» **AIM OF THE EXERCISE**
Once you find a line containing the word "value" in the entries below, copy it.

Top of RECORDS FOR THIS TASK

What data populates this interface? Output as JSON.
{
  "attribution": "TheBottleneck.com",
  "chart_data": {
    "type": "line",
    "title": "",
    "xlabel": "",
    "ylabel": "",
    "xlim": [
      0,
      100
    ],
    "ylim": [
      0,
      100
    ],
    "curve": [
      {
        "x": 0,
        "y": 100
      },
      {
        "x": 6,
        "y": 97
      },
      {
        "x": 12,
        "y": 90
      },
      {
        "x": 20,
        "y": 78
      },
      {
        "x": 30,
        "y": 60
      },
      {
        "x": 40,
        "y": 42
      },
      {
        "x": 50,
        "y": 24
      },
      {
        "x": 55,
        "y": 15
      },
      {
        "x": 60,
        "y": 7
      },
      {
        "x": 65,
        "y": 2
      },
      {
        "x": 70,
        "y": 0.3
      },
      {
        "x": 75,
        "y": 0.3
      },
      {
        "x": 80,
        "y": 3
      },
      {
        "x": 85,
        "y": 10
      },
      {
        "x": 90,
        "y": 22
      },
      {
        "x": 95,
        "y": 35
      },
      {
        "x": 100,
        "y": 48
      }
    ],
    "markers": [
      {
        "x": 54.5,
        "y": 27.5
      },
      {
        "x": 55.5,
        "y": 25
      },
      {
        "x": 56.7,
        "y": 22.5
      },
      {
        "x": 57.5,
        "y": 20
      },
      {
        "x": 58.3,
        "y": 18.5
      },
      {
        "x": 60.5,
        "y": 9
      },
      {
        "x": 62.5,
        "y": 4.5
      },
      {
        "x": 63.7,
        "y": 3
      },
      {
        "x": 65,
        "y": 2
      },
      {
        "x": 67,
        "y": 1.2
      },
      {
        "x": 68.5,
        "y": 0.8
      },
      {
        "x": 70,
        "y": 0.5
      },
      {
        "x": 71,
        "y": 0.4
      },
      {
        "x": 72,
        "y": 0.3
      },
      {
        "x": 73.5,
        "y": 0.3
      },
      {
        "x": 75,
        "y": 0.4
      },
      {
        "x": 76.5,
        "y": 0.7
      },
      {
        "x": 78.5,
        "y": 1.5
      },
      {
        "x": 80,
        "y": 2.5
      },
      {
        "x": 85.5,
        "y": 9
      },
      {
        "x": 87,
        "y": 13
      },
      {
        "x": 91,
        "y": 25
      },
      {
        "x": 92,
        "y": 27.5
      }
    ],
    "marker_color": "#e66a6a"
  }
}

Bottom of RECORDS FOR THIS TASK
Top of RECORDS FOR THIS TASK

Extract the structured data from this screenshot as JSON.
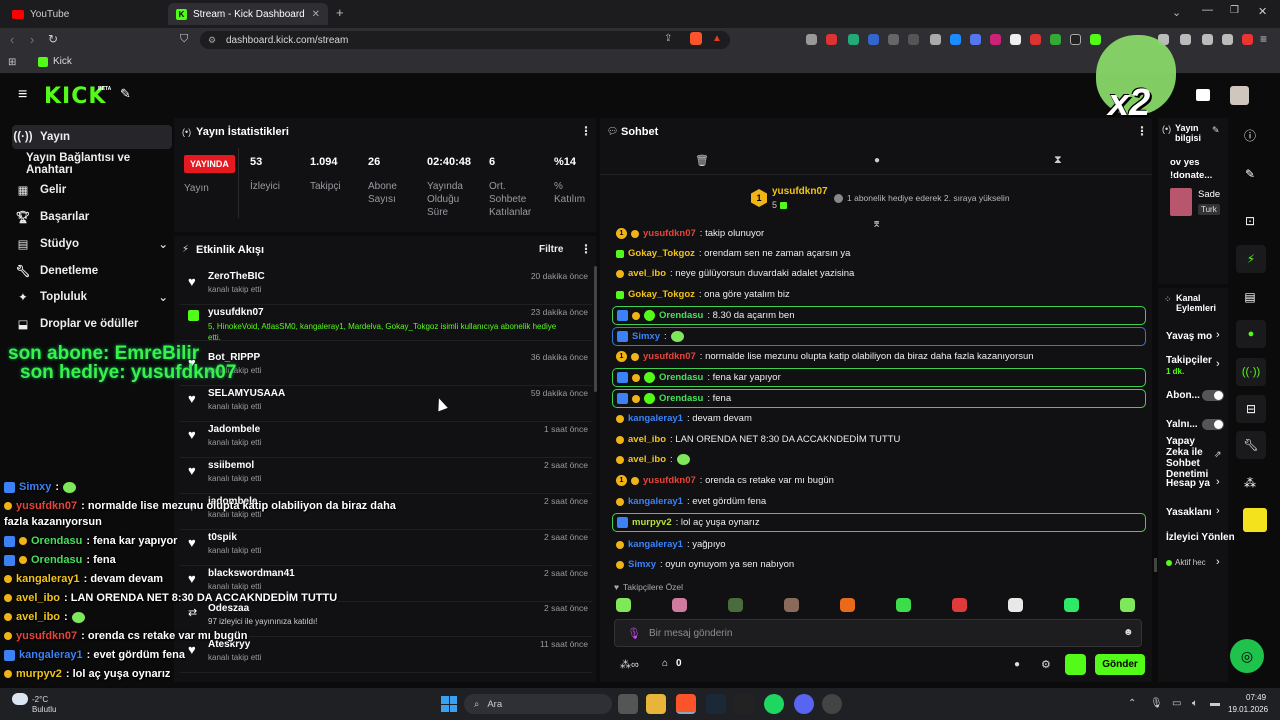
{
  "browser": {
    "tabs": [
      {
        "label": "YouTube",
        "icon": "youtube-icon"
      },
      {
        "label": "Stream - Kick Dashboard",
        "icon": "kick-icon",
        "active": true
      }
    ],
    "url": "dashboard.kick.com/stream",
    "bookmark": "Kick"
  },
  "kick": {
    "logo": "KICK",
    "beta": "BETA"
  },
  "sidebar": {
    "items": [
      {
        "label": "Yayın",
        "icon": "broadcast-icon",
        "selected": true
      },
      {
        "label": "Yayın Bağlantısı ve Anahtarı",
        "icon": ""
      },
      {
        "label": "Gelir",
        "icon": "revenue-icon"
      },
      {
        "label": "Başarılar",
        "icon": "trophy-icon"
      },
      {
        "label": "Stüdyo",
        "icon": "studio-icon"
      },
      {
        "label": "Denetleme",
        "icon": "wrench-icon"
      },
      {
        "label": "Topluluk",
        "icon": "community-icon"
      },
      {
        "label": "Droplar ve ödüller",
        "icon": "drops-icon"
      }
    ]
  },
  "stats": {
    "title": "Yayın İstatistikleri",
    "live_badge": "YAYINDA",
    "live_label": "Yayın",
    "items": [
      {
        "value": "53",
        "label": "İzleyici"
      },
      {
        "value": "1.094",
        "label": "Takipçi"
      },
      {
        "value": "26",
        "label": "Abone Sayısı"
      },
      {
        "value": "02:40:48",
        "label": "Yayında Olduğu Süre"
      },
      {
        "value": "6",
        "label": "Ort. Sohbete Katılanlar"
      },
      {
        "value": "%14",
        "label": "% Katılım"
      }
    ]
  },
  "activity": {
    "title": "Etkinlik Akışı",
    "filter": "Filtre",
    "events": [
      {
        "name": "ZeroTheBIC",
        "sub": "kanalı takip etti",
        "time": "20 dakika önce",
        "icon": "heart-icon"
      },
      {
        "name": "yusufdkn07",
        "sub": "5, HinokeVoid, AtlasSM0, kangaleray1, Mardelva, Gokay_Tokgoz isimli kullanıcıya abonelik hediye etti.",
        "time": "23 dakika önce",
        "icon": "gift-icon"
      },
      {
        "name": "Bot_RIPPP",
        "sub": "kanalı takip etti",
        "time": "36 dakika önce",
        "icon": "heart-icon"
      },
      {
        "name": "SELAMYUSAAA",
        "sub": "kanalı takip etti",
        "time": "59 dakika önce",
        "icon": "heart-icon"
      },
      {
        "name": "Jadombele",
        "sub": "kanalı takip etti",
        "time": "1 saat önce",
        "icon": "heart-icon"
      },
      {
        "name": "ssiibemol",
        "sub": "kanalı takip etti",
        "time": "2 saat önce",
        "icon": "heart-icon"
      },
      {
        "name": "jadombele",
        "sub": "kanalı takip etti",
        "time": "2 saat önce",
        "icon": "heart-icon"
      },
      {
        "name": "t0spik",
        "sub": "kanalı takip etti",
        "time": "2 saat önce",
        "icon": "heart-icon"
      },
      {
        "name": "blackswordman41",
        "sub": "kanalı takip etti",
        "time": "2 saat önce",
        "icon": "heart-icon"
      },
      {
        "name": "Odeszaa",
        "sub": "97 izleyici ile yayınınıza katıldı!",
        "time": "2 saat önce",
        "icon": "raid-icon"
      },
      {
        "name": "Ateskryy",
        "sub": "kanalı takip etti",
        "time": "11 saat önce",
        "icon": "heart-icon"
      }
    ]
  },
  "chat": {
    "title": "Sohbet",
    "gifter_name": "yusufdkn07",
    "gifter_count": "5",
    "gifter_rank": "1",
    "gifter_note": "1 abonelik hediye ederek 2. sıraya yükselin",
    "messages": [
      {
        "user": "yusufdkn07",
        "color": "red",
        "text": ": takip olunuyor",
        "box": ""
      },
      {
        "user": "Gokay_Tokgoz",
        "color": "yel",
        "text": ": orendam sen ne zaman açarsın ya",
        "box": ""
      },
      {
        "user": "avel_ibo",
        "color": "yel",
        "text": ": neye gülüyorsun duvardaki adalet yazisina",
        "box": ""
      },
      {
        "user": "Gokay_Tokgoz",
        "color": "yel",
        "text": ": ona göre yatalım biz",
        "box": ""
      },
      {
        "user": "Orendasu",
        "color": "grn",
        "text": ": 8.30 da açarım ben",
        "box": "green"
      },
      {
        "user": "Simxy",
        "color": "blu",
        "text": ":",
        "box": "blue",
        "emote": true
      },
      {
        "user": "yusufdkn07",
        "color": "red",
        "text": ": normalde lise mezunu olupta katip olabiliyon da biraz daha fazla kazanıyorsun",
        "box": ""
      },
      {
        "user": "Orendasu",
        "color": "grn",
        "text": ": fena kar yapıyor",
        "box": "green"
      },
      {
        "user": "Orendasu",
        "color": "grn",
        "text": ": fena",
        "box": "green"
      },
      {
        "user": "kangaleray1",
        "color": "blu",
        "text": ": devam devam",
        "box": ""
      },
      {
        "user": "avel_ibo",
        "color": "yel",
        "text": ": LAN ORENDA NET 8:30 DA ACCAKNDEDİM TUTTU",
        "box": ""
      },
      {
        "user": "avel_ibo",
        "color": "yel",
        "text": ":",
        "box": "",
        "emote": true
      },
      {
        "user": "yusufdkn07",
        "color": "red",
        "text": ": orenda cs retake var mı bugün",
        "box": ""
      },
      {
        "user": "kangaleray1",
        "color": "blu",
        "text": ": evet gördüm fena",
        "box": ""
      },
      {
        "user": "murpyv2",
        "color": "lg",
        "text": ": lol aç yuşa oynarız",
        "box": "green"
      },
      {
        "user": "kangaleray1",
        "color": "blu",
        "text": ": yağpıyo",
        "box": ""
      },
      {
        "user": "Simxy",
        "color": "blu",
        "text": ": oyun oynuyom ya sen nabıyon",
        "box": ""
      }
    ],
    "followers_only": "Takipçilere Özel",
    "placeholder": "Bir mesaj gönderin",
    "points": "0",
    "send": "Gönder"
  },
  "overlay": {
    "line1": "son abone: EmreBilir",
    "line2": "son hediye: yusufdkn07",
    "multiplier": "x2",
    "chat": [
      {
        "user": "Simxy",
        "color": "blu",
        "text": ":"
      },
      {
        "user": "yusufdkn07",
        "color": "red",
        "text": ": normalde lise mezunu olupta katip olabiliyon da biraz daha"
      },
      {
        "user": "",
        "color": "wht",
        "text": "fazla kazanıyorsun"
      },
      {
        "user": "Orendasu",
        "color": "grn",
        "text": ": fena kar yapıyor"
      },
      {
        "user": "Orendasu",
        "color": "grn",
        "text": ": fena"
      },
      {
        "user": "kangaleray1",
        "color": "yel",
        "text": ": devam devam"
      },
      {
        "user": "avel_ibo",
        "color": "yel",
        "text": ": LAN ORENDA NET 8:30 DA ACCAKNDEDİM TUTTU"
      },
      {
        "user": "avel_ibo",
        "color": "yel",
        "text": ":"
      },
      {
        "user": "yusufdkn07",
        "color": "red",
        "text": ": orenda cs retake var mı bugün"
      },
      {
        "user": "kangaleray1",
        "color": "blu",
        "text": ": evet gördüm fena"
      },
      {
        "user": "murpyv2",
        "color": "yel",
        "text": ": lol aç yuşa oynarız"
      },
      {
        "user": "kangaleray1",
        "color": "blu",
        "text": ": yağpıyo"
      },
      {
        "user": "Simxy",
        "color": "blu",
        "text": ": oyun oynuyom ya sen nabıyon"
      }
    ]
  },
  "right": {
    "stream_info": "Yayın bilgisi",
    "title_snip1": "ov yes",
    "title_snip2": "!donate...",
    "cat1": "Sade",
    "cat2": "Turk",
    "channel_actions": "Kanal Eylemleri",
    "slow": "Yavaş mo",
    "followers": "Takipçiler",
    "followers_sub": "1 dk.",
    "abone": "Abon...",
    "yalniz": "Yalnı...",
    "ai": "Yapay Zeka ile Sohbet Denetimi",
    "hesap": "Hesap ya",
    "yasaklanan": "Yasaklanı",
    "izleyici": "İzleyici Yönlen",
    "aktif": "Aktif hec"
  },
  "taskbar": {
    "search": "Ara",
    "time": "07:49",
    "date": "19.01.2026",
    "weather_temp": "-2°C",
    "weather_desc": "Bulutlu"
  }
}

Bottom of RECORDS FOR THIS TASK

» **RESPONSE BELOW**
        "value": "53",
        "value": "1.094",
        "value": "26",
        "value": "02:40:48",
        "value": "6",
        "value": "%14",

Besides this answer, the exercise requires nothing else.